To begin with, the Morris Six was fitted with a less powerful, single-SU version of the 2213cc overhead-cam engine generating just 70bhp. Design wise; the Six was had a less distinctive nose than its counterparts, as well as a less distinctive interior.
To make matters even worse the car’s cam-gear steering was not a patch on the rack-and-pinion of smaller Morris models of this period, while the steering column placed gearchange was liable to become more obstructive as the linkage wore.
Wolseley was one of the other companies owned by the Morris group, and it was used by its parent company to sell more luxurious versions of the same model, while Morris designed and produced cars that would appeal to the mass market, mostly with considerable success.

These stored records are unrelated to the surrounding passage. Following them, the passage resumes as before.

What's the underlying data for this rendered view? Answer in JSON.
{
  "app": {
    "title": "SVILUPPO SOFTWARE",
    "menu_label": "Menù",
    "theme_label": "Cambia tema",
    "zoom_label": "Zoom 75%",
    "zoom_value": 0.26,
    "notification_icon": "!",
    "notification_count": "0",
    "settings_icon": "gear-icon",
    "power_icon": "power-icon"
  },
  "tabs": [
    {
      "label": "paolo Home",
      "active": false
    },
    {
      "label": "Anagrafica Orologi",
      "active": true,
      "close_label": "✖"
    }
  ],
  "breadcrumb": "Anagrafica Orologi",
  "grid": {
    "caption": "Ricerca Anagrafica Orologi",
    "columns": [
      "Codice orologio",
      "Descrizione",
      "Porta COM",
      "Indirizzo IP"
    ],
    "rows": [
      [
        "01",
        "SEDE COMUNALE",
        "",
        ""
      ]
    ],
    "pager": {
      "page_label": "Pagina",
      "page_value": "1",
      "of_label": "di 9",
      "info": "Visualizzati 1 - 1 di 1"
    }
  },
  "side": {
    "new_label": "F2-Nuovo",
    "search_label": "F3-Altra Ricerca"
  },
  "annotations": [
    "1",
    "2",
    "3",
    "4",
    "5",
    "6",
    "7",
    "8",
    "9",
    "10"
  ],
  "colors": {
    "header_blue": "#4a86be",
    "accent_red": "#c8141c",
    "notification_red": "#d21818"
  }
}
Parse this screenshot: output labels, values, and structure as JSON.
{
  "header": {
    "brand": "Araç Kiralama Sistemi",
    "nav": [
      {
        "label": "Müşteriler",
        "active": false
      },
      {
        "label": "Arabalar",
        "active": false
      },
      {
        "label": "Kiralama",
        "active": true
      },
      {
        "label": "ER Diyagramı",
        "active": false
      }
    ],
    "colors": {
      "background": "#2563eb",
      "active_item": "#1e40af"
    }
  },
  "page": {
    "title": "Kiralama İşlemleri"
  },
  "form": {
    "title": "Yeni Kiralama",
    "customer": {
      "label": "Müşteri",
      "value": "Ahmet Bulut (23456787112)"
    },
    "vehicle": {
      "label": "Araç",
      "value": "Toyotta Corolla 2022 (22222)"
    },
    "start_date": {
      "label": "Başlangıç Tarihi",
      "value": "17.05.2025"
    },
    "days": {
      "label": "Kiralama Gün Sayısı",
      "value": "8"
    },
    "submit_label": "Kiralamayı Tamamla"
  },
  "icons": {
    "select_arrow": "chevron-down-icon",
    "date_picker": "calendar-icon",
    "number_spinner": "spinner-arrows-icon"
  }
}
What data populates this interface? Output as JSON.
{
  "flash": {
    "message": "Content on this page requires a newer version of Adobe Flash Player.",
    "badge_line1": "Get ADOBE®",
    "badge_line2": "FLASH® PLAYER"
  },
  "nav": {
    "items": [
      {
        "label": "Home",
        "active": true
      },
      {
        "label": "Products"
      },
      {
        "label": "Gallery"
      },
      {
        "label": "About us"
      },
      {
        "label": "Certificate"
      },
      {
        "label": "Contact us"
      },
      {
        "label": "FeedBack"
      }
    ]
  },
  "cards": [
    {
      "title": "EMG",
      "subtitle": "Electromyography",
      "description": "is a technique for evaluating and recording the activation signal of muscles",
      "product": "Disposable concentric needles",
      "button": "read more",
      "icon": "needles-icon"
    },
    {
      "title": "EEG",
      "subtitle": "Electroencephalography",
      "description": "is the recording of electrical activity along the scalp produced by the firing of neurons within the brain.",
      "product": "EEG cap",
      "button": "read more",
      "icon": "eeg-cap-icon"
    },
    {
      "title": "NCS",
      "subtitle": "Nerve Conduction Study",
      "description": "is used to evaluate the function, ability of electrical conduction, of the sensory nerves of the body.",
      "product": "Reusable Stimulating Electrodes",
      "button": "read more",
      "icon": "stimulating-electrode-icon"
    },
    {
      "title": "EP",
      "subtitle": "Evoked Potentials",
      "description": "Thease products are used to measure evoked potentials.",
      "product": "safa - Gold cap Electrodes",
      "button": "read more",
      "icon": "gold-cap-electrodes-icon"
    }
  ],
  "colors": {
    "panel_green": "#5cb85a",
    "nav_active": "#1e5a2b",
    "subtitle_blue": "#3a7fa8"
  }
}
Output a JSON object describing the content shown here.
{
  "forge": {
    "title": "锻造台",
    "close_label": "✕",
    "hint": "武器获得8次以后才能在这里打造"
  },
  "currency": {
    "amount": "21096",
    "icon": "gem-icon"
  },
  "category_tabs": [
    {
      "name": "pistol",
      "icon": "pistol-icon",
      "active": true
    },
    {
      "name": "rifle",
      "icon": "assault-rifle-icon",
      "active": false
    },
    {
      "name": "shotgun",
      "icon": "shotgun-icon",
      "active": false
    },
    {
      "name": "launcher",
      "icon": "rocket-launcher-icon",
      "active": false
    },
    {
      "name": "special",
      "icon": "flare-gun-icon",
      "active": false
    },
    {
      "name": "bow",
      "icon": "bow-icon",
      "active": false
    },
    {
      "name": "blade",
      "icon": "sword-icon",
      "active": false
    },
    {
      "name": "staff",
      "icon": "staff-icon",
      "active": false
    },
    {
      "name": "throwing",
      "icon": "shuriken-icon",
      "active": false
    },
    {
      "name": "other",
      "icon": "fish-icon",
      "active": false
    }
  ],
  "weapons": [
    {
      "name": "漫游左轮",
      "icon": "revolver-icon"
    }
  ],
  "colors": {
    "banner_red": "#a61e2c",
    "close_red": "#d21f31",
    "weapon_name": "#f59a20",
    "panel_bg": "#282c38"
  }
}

In the immediate post-World War II years of the late 1940s, the Nuffield group introduced a policy of standardization, which included sharing body styles between Morris and Wolseley, particularly in class size saloon and estate car sector.